North Korea has reportedly been dropping used toilet paper, cigarette butts and rubbish into South Korea inside balloons filled with propaganda leaflets.

The Korea JoongAng Daily reported that the material denounced the US and called Park Geun-hye, the South Korean President, “political filth”.

Military and police sources told the newspaper the latest round of balloons started arriving on 12 January, after South Korea resumed making its own propaganda broadcasts over the border in response to its neighbour’s test on a supposed hydrogen bomb.

Airborne leaflets torment North Korea

Catchy K-pop songs and announcements criticising Kim Jong-un’s totalitarian regime have continued to broadcast their message.

Activists and authorities on both sides have used balloons to float messages across the Demilitarised Zone for years, although they are regularly stopped as part of negotiations nad peace agreements.

Police have been collecting the latest packages falling in South Korea and analysing them in cast they contained “hazardous biochemical substances”. 

“In some of the bundles, there were cigarette butts, tissues and daily waste,” a South Korean police official told the Korea JoongAng Daily

“Between the leaflets, there was lots of filth difficult to describe in words.”

The Koreas officially stopped psychological warfare as part of tension-reduction measures in 2004 but the activity is expected to continue.

South Korean officials believe their broadcasts will demoralise front-line troops and residents in its rigidly-controlled neighbour but there are doubts in Seoul that the North Korean leaflets will have any impact on more affluent residents.

The border between the two countries is thought to be the most heavily-fortified in the world since the early 1950s civil war ended with an armistice, not a peace treaty, leaving them in a technical state of perpetual war. 

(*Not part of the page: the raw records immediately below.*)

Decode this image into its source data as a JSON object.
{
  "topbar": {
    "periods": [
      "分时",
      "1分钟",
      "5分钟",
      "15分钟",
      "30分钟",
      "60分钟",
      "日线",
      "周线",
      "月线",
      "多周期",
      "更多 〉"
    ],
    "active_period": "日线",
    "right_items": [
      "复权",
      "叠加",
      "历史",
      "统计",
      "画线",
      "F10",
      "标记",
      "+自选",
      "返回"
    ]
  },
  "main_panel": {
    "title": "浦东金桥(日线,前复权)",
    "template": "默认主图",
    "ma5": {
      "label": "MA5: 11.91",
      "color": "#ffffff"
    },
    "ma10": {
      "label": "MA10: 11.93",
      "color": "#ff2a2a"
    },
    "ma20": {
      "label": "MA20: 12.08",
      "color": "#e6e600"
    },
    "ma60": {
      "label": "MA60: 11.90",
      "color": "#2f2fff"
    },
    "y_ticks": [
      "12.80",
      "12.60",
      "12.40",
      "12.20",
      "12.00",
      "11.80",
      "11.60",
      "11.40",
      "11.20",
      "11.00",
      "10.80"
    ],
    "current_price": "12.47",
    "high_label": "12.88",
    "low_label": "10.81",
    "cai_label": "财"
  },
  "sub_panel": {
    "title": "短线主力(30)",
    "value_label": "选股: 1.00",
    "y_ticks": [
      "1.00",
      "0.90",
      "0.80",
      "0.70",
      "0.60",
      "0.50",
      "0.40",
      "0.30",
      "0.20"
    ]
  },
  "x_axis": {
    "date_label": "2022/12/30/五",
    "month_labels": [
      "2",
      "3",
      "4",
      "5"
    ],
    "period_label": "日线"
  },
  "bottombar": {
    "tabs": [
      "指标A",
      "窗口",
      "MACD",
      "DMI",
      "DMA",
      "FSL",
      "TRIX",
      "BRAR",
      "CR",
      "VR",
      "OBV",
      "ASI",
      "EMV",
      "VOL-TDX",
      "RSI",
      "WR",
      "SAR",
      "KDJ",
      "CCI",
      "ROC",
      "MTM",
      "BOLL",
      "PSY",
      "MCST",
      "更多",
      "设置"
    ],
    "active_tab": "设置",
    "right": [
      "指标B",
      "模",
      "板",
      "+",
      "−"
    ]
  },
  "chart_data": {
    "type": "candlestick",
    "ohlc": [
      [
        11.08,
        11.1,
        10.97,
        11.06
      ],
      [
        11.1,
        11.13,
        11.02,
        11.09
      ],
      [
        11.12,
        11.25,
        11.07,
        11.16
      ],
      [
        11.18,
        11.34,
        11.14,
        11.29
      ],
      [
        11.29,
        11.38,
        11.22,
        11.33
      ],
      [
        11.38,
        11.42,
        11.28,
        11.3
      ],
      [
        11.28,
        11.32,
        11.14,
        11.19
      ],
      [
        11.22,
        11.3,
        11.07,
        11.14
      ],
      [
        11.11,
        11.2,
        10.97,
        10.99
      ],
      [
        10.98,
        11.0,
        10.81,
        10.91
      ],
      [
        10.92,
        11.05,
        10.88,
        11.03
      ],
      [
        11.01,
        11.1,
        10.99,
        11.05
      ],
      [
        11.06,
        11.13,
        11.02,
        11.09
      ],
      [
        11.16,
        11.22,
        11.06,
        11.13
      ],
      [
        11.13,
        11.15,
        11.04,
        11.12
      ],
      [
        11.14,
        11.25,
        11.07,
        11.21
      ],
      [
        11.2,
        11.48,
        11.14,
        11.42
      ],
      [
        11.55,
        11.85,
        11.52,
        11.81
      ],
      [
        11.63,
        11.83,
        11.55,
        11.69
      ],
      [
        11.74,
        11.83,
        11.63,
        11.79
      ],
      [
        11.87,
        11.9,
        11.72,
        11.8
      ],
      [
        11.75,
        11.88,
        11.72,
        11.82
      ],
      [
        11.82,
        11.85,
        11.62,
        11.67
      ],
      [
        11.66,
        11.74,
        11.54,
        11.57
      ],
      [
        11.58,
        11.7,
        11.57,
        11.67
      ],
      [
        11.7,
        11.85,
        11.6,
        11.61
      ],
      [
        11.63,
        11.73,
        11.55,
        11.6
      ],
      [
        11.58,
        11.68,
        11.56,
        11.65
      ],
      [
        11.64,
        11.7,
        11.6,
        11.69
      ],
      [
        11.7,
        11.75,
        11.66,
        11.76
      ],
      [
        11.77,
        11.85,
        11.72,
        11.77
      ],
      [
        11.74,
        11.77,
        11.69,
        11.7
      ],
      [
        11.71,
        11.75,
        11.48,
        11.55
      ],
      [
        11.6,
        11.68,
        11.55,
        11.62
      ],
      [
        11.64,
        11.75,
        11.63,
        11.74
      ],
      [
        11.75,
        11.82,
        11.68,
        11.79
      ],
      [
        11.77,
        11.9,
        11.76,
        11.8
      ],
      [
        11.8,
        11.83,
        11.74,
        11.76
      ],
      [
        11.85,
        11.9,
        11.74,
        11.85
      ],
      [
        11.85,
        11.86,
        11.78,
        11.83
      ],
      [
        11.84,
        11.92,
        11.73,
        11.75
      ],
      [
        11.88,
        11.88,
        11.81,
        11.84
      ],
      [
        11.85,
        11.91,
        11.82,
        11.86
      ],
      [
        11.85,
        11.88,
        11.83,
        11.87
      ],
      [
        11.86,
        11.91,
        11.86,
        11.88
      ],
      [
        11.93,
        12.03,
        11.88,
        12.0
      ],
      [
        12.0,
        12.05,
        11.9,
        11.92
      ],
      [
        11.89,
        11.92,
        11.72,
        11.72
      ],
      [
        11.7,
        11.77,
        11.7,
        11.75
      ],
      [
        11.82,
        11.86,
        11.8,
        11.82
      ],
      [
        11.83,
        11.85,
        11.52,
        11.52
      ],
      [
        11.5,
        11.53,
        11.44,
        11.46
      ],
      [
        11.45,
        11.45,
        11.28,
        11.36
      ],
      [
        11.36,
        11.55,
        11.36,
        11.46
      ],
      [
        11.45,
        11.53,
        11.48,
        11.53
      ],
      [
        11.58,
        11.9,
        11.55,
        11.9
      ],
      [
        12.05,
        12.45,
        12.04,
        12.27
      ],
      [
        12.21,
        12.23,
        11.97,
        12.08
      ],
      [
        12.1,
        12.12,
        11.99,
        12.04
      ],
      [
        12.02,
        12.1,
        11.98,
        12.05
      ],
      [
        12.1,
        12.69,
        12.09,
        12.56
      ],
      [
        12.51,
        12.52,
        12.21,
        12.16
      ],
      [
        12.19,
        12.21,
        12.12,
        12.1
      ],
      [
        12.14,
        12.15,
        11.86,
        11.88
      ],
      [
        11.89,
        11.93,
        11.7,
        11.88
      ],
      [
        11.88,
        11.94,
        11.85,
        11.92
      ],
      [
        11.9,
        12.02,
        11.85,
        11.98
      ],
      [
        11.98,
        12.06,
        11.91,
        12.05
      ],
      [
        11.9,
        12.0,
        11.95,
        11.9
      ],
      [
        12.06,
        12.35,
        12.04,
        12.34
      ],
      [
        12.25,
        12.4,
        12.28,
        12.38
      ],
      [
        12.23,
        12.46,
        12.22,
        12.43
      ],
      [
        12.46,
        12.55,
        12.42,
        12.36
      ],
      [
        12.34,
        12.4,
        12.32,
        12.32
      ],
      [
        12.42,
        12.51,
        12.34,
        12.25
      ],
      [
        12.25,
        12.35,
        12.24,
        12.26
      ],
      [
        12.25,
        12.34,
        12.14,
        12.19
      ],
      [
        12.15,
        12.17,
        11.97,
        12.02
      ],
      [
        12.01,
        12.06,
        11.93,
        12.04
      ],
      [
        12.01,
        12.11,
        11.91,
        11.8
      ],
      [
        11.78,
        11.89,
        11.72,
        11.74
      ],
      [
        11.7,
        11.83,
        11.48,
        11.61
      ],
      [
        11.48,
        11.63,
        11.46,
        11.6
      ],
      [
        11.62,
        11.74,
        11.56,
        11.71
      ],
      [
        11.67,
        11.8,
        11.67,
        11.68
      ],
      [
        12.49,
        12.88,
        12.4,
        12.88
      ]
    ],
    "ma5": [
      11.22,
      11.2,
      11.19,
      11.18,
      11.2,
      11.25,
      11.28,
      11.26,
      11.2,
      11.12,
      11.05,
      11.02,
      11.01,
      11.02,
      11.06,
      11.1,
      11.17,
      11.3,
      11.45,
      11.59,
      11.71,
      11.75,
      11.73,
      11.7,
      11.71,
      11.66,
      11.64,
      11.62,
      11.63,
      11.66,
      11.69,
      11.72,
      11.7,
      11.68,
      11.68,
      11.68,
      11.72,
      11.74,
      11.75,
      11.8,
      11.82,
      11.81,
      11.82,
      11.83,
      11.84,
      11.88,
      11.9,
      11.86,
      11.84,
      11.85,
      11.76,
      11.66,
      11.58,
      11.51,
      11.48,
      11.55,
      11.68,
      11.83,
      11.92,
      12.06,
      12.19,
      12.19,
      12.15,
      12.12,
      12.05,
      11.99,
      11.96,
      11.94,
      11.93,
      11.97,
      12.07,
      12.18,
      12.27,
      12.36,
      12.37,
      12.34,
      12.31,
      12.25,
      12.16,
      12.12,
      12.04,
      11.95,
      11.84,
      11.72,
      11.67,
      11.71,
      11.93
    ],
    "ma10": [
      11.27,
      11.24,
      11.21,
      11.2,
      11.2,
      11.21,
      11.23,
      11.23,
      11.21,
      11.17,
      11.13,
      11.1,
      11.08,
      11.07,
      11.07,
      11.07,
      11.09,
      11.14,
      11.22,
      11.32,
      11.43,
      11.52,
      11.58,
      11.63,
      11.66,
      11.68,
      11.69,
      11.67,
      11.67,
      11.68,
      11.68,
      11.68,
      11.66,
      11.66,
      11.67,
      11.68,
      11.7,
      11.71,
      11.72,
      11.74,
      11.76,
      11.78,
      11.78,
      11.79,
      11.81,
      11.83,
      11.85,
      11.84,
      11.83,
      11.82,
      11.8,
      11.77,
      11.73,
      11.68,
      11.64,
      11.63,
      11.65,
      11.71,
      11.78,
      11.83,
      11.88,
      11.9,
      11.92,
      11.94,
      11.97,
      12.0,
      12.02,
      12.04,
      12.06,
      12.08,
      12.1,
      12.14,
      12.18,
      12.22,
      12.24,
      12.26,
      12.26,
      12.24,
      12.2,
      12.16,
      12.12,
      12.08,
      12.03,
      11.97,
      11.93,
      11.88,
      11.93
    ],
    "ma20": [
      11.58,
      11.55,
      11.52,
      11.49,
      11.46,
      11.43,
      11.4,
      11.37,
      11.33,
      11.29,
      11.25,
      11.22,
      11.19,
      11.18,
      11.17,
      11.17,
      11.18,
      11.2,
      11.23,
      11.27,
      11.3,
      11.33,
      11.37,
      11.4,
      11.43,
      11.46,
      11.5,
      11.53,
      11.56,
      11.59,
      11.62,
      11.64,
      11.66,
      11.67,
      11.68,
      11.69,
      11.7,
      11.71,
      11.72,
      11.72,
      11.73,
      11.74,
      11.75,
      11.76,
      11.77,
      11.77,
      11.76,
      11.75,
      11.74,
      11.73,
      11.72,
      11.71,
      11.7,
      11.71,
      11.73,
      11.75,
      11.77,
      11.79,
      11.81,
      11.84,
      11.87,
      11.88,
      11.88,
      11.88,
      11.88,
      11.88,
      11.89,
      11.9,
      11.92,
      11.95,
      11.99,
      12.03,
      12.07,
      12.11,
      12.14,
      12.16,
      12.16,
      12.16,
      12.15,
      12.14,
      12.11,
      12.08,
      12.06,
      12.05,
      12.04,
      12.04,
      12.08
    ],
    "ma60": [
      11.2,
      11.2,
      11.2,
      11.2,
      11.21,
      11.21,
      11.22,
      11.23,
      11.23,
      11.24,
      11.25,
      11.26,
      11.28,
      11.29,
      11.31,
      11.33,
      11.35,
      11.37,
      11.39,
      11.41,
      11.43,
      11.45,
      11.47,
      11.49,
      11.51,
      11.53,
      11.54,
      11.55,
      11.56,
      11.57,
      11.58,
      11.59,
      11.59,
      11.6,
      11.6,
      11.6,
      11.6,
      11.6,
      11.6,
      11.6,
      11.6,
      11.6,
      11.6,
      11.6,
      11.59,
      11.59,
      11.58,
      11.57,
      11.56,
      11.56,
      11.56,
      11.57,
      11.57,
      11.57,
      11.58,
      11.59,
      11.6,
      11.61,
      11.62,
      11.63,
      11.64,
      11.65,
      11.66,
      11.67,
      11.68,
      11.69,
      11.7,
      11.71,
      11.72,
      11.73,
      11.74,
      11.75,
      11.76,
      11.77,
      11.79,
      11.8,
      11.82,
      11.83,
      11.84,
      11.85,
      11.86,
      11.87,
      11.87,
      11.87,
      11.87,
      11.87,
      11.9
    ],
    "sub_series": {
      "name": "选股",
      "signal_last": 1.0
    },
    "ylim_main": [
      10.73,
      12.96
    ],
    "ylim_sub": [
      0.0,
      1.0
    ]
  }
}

About 28,500 American troops are deployed in South Korea as deterrence against the North.

Additional reporting by PA